- _ACTIVITY_
Return every record exactly. Omit nothing.

-- DATA FOR THIS TASK follows --

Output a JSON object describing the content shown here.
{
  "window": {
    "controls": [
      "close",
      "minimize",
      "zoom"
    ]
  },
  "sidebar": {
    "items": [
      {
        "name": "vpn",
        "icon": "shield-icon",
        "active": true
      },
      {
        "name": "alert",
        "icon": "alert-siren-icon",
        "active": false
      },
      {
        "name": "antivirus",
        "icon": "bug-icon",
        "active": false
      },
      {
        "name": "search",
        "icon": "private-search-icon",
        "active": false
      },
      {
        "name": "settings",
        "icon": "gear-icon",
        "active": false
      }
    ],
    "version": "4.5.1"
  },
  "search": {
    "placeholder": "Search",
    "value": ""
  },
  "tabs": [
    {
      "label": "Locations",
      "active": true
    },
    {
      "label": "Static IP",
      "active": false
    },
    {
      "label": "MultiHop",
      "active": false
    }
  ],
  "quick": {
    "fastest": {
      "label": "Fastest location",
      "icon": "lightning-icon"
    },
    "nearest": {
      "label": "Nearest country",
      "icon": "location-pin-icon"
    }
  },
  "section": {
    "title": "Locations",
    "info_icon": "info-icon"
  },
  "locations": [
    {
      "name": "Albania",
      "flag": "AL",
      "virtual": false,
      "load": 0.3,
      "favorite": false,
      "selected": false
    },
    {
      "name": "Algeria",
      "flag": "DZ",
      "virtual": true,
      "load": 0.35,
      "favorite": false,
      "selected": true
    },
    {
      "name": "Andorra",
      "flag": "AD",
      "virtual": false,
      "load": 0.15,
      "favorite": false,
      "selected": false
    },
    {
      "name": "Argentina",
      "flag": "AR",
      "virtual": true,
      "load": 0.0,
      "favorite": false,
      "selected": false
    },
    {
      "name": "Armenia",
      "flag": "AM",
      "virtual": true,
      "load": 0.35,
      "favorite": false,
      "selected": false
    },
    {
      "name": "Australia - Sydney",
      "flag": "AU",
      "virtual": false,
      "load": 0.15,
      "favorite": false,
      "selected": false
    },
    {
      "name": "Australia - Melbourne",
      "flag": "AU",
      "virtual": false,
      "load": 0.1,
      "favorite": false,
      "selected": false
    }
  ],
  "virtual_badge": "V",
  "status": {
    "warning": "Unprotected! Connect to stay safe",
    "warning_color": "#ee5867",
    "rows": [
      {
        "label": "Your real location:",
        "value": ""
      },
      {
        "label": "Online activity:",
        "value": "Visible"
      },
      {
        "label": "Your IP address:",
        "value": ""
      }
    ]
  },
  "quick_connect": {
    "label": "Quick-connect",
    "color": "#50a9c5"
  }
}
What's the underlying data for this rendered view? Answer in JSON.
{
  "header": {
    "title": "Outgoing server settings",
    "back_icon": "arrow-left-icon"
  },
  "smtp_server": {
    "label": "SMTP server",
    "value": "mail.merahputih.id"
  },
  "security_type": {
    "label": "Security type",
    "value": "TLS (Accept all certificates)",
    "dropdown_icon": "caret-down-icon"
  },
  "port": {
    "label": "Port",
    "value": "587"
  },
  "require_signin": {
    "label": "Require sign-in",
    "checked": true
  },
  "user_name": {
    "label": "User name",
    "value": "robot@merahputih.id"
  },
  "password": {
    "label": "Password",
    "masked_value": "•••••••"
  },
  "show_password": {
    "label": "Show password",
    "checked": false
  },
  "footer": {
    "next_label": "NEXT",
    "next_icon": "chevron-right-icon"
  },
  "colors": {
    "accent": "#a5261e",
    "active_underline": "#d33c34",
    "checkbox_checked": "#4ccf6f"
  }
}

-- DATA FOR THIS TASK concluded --

- _EXPECTED ANSWER_
Output a JSON object describing the content shown here.
{
  "window": {
    "controls": [
      "close",
      "minimize",
      "zoom"
    ]
  },
  "sidebar": {
    "items": [
      {
        "name": "vpn",
        "icon": "shield-icon",
        "active": true
      },
      {
        "name": "alert",
        "icon": "alert-siren-icon",
        "active": false
      },
      {
        "name": "antivirus",
        "icon": "bug-icon",
        "active": false
      },
      {
        "name": "search",
        "icon": "private-search-icon",
        "active": false
      },
      {
        "name": "settings",
        "icon": "gear-icon",
        "active": false
      }
    ],
    "version": "4.5.1"
  },
  "search": {
    "placeholder": "Search",
    "value": ""
  },
  "tabs": [
    {
      "label": "Locations",
      "active": true
    },
    {
      "label": "Static IP",
      "active": false
    },
    {
      "label": "MultiHop",
      "active": false
    }
  ],
  "quick": {
    "fastest": {
      "label": "Fastest location",
      "icon": "lightning-icon"
    },
    "nearest": {
      "label": "Nearest country",
      "icon": "location-pin-icon"
    }
  },
  "section": {
    "title": "Locations",
    "info_icon": "info-icon"
  },
  "locations": [
    {
      "name": "Albania",
      "flag": "AL",
      "virtual": false,
      "load": 0.3,
      "favorite": false,
      "selected": false
    },
    {
      "name": "Algeria",
      "flag": "DZ",
      "virtual": true,
      "load": 0.35,
      "favorite": false,
      "selected": true
    },
    {
      "name": "Andorra",
      "flag": "AD",
      "virtual": false,
      "load": 0.15,
      "favorite": false,
      "selected": false
    },
    {
      "name": "Argentina",
      "flag": "AR",
      "virtual": true,
      "load": 0.0,
      "favorite": false,
      "selected": false
    },
    {
      "name": "Armenia",
      "flag": "AM",
      "virtual": true,
      "load": 0.35,
      "favorite": false,
      "selected": false
    },
    {
      "name": "Australia - Sydney",
      "flag": "AU",
      "virtual": false,
      "load": 0.15,
      "favorite": false,
      "selected": false
    },
    {
      "name": "Australia - Melbourne",
      "flag": "AU",
      "virtual": false,
      "load": 0.1,
      "favorite": false,
      "selected": false
    }
  ],
  "virtual_badge": "V",
  "status": {
    "warning": "Unprotected! Connect to stay safe",
    "warning_color": "#ee5867",
    "rows": [
      {
        "label": "Your real location:",
        "value": ""
      },
      {
        "label": "Online activity:",
        "value": "Visible"
      },
      {
        "label": "Your IP address:",
        "value": ""
      }
    ]
  },
  "quick_connect": {
    "label": "Quick-connect",
    "color": "#50a9c5"
  }
}
What's the underlying data for this rendered view? Answer in JSON.
{
  "header": {
    "title": "Outgoing server settings",
    "back_icon": "arrow-left-icon"
  },
  "smtp_server": {
    "label": "SMTP server",
    "value": "mail.merahputih.id"
  },
  "security_type": {
    "label": "Security type",
    "value": "TLS (Accept all certificates)",
    "dropdown_icon": "caret-down-icon"
  },
  "port": {
    "label": "Port",
    "value": "587"
  },
  "require_signin": {
    "label": "Require sign-in",
    "checked": true
  },
  "user_name": {
    "label": "User name",
    "value": "robot@merahputih.id"
  },
  "password": {
    "label": "Password",
    "masked_value": "•••••••"
  },
  "show_password": {
    "label": "Show password",
    "checked": false
  },
  "footer": {
    "next_label": "NEXT",
    "next_icon": "chevron-right-icon"
  },
  "colors": {
    "accent": "#a5261e",
    "active_underline": "#d33c34",
    "checkbox_checked": "#4ccf6f"
  }
}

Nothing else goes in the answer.